    They want water.

But if the second vowel is a, then -e doesn't change. Instead, the a disappears:

  • ते अश्वम् इच्छन्ति। → ते श्वम् इच्छन्ति।
    te aśvam icchanti. → te 'śvam icchanti.
    They want a horse.

This change is similar to what happens in the combination aḥ + a. a disappears often in Sanskrit:

  • रामः अश्वम् इच्छति। → रामो ऽश्वम् इच्छति।
    rāmaḥ aśvam icchati. → rāmo 'śvam icchati.
    Rama wants a horse.

-o generally follows the same pattern as -e.

Vowels that don't use sandhi

The vowels , and -e, if they are part of a word that uses the dual number, are never changed by sandhi:

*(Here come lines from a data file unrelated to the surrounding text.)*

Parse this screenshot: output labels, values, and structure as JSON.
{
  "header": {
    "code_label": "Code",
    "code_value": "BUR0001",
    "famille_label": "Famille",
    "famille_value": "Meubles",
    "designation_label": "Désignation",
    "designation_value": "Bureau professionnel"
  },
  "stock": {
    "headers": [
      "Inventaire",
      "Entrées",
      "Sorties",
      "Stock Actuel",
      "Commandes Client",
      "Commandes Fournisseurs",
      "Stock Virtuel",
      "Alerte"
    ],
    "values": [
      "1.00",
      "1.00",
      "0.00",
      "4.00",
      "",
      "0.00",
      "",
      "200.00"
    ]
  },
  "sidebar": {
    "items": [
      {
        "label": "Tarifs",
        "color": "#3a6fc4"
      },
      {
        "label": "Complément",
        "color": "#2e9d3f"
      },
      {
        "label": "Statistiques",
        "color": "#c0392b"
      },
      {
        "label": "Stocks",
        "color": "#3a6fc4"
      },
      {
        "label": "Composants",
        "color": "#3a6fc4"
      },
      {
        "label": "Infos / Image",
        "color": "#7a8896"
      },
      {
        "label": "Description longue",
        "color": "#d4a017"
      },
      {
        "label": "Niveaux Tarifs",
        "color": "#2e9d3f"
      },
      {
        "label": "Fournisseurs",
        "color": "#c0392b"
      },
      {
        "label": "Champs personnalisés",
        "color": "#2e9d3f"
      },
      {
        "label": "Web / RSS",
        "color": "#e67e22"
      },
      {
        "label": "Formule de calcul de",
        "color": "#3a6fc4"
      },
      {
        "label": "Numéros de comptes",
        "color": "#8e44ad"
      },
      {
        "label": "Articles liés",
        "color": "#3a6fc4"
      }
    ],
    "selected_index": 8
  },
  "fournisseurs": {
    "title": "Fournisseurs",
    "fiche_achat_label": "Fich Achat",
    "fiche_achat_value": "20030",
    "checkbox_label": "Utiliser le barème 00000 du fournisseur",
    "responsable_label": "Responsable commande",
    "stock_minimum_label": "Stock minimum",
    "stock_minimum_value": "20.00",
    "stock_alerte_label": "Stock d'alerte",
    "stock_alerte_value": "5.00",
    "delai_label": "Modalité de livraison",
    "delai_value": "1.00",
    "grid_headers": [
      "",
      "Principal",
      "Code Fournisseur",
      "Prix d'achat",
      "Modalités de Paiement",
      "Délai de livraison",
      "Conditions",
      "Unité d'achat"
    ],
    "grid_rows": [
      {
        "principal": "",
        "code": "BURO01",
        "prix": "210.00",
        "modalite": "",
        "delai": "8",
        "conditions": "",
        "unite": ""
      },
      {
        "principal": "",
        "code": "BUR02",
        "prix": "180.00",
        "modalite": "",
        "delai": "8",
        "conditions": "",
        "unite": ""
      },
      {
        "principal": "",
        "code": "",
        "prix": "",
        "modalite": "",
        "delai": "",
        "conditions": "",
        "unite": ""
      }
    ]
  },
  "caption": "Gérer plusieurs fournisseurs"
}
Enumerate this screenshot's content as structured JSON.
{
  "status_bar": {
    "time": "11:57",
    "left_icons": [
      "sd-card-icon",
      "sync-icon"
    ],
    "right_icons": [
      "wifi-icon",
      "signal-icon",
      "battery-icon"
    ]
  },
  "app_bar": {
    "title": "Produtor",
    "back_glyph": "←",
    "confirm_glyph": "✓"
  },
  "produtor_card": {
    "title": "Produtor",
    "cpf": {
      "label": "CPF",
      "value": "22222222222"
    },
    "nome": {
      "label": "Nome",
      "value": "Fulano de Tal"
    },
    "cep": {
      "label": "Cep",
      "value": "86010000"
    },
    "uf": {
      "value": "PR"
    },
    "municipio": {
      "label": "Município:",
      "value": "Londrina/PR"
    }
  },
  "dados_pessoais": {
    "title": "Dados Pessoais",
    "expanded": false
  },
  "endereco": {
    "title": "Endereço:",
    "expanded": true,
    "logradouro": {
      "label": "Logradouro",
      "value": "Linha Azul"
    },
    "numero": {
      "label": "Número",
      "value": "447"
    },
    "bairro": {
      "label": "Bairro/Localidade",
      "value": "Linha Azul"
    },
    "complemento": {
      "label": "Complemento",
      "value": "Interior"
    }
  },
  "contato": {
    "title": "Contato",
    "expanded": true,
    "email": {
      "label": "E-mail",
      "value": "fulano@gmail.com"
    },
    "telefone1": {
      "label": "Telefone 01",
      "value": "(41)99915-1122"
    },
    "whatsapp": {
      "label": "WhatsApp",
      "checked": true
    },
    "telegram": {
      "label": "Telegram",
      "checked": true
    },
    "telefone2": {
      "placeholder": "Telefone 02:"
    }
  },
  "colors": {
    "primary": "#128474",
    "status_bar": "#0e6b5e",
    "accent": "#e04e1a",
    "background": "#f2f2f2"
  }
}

  • अग्नी अपश्यम्
    agnī apaśyam
    I saw the two fires.

  • रामो बाहू उद्यच्छति
    rāmo bāhū udyacchati
    Rama raises his two arms.

  • तौ लभेते अश्वान्
    tau labhete aśvān
    The two of them obtain horses.

Verb prefixes

If a verb prefix ends with a or ā and the root starts with , the two combine to form ār instead of the usual ar:

  • उप + ऋच्छति → उपार्च्छति
    upa + ṛcchati → upārcchati
    (Someone) approaches.
    (a + becomes ār because upa is a verb prefix.)

  • सीता ऋच्छति → सीतर्च्छति
    sītā ṛcchati → sītarcchati
    Sita goes.
    (ā + becomes ar because sītā is not a verb prefix.)


There are many small details to vowel sandhi. But this lesson is a complete summary of its most common patterns. As you read more Sanskrit, you will understand vowel sandhi instinctively.

We do not recommend memorizing the rules above. But if you would like to practice these rules, you can try applying sandhi changes to the examples below:

  • सीता एव पृच्छति।
    sītā eva pṛcchati.
    Sita herself asks.

  • अश्वाः फलानि इच्छन्ति।
    aśvāḥ phalāni icchanti.
    The horses wants the fruits.

  • नरौ नगराणि आगच्छतः।
    narau nagarāṇi āgacchataḥ.
    Two men come to the city.